A quick guide to matching your inner and outer makeovers
It’s the first week of the new year — a time for recovery and reflection. As you consider that massive life overhaul called “New Year’s Resolutions,” make a commitment to revitalize your appearance next year. Don’t forget to dress the part when you decide who you’d like to be in 2006 and what you plan to improve. Here are a few tips to get you started:
Clean out your closet. Most of us get new clothes as holiday gifts (I’m not saying we always like them). Make room for the new additions by getting rid of at least as many old pieces. If you haven’t worn something in a year, you’ve never worn it, it doesn’t fit, or it needs dry-cleaning or mending and you’re not likely to do it, bundle it up and give it to charity. Or, try your luck with resale and consignment stores — selling your clean, gently worn clothes might make a dent in your holiday debt.
|Socks with sandals? Out. Midriff-bearing T-shirts for men or women? Heinous. Polyester sports jackets? A crime against nature. (Photo illustration by Julie Barnett)|
Break a bad habit. Ladies, especially Southern ladies, are taught that matching accessories tie an outfit together. The usual dictum is for the shoes, belt, and handbag, although I’ve seen everything from watchbands to hair ribbons to lipstick matched to the outfit’s key color. STOP IT. You’re not wearing Garanimals any more. If you were raised with this fashion doctrine, you probably have a closet full of accessory “sets.” Resolve to buy at least one pair of shoes and one handbag that doesn’t go with anything (or with each other). Keep the rest of your outfit neutral and let these pieces shine.
Most men, on the other hand, could do with some matching lessons. If it has never occurred to you to make sure your belt and shoes are the same shade, try it — you’ll look more polished.
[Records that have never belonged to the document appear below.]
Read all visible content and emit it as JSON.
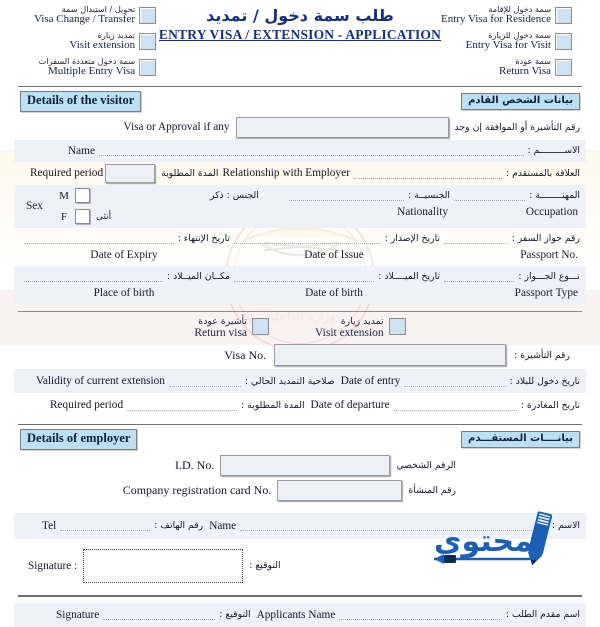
{
  "document": {
    "title_ar": "طلب سمة دخول / تمديد",
    "title_en": "ENTRY VISA / EXTENSION - APPLICATION"
  },
  "top_checkboxes": {
    "left": [
      {
        "ar": "تحويل / استبدال سمة",
        "en": "Visa Change / Transfer"
      },
      {
        "ar": "تمديد زيارة",
        "en": "Visit extension"
      },
      {
        "ar": "سمة دخول متعددة السفرات",
        "en": "Multiple Entry Visa"
      }
    ],
    "right": [
      {
        "ar": "سمة دخول للإقامة",
        "en": "Entry Visa for Residence"
      },
      {
        "ar": "سمة دخول للزيارة",
        "en": "Entry Visa for Visit"
      },
      {
        "ar": "سمة عودة",
        "en": "Return Visa"
      }
    ]
  },
  "visitor_section": {
    "badge_en": "Details of the visitor",
    "badge_ar": "بيانات الشخص القادم",
    "visa_approval": {
      "en": "Visa or Approval if any",
      "ar": "رقم التأشيرة أو الموافقة إن وجد",
      "value": ""
    },
    "name": {
      "en": "Name",
      "ar": "الاســـــــــم :",
      "value": ""
    },
    "required_period": {
      "en": "Required period",
      "ar": "المدة المطلوبة",
      "value": ""
    },
    "relationship": {
      "en": "Relationship with Employer",
      "ar": "العلاقة بالمستقدم :",
      "value": ""
    },
    "sex": {
      "en": "Sex",
      "ar": "الجنس : ذكر",
      "male_letter": "M",
      "female_letter": "F",
      "female_ar": "أنثى"
    },
    "nationality": {
      "en": "Nationality",
      "ar": "الجنسيــة :",
      "value": ""
    },
    "occupation": {
      "en": "Occupation",
      "ar": "المهنــــــــة :",
      "value": ""
    },
    "passport_no": {
      "en": "Passport No.",
      "ar": "رقم جواز السفر :",
      "value": ""
    },
    "date_of_issue": {
      "en": "Date of Issue",
      "ar": "تاريخ الإصدار :",
      "value": ""
    },
    "date_of_expiry": {
      "en": "Date of Expiry",
      "ar": "تاريخ الإنتهاء :",
      "value": ""
    },
    "passport_type": {
      "en": "Passport Type",
      "ar": "نـــوع الجـــواز :",
      "value": ""
    },
    "date_of_birth": {
      "en": "Date of birth",
      "ar": "تاريخ الميــــلاد :",
      "value": ""
    },
    "place_of_birth": {
      "en": "Place of birth",
      "ar": "مكــان الميــلاد :",
      "value": ""
    }
  },
  "extension_section": {
    "visit_extension": {
      "ar": "تمديد زيارة",
      "en": "Visit extension"
    },
    "return_visa": {
      "ar": "تأشيرة عودة",
      "en": "Return visa"
    },
    "visa_no": {
      "en": "Visa No.",
      "ar": "رقم التأشيرة :",
      "value": ""
    },
    "date_of_entry": {
      "en": "Date of entry",
      "ar": "تاريخ دخول للبلاد :",
      "value": ""
    },
    "validity_current_extension": {
      "en": "Validity of current extension",
      "ar": "صلاحية التمديد الحالي :",
      "value": ""
    },
    "date_of_departure": {
      "en": "Date of departure",
      "ar": "تاريخ المغادرة :",
      "value": ""
    },
    "required_period": {
      "en": "Required period",
      "ar": "المدة المطلوبة :",
      "value": ""
    }
  },
  "employer_section": {
    "badge_en": "Details of employer",
    "badge_ar": "بيانــــات المستقـــدم",
    "id_no": {
      "en": "I.D. No.",
      "ar": "الرقم الشخصي",
      "value": ""
    },
    "company_reg_card": {
      "en": "Company registration card No.",
      "ar": "رقم المنشأة",
      "value": ""
    },
    "name": {
      "en": "Name",
      "ar": "الاسم :",
      "value": ""
    },
    "tel": {
      "en": "Tel",
      "ar": "رقم الهاتف :",
      "value": ""
    },
    "signature": {
      "en": "Signature :",
      "ar": "التوقيع :",
      "value": ""
    }
  },
  "footer": {
    "applicants_name": {
      "en": "Applicants Name",
      "ar": "اسم مقدم الطلب :",
      "value": ""
    },
    "signature": {
      "en": "Signature",
      "ar": "التوقيع :",
      "value": ""
    }
  },
  "branding": {
    "logo_text_ar": "محتوى"
  },
  "colors": {
    "title_blue": "#16307a",
    "badge_fill": "#bcdff1",
    "checkbox_fill": "#cfe2f3",
    "input_fill": "#eef0f8",
    "logo_blue": "#1a5fb4",
    "rule_gray": "#707070"
  }
}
Likewise, if you’re wearing dress shoes, your socks should be the same color as either your shoes or your pants, not a different color (never wear white socks with anything other than gym shoes). If you want to try something subtle and original for spring, wear your jeans with a casual belt in a shade that picks up a color in your sneakers.
Incorporate a classic. All the guys on my Christmas list received French cuffed shirts and cufflinks this year. A French cuff is a wide cuff on a button-down shirt that folds back on itself, and fastens to the outside of the wrist with a cufflink instead of buttoning and lying flat against the wrist. Most of the major retailers are carrying French-cuffed shirts now, and they look great worn casually, untucked with jeans, as well as under a blazer or suit. Invest in a funky pair of metallic cufflinks to add some quiet sparkle and sophistication.
The classic making a comeback for women in 2006 is the wrap dress. Pioneered by Diane Von Furstenberg in the ’70s as the ultimate working-girl-to-party-girl uniform, the wrap dress is truly flattering on almost any figure and a breeze to wear. The V-neck elongates the torso and draws the eye up to your face, the wrapped midriff camouflages any holiday indulging, and the knee length makes legs look longer. Look for a fine knit in a subtle print, and accent with simple heels and a pretty necklace.
Try a new color. Is your closet a black hole of black clothes? Sticking with the same neutral color palette feels safe and comfortable, and everything matches (see above). But the best thing you can do to refresh your wardrobe and break out of a rut is to try a color you’ve never worn before. Pantone, the color experts, analyzed the spring season of New York fashion week to predict what colors will be hot in the first half of 2006. All shades of watery blue, from pale aqua to deepest ultramarine, are huge this spring. Not quite insipid pastels, not quite shocking brights, shades of vanilla, violet, melon, and leaf green will also be popular. Too far out of your comfort zone? Earthy, spicy dark browns continue to be the new neutral that works for everyone.
For the bonfire. There are some trends no one wants to see on the streets of San Antonio in 2006. Purge these from your closet: midriff-revealing tops, popped collars, trucker hats, Juicy Couture sweats, and anything that has writing across your fanny. And stop wearing your pajamas in public. We’ll all be thankful! •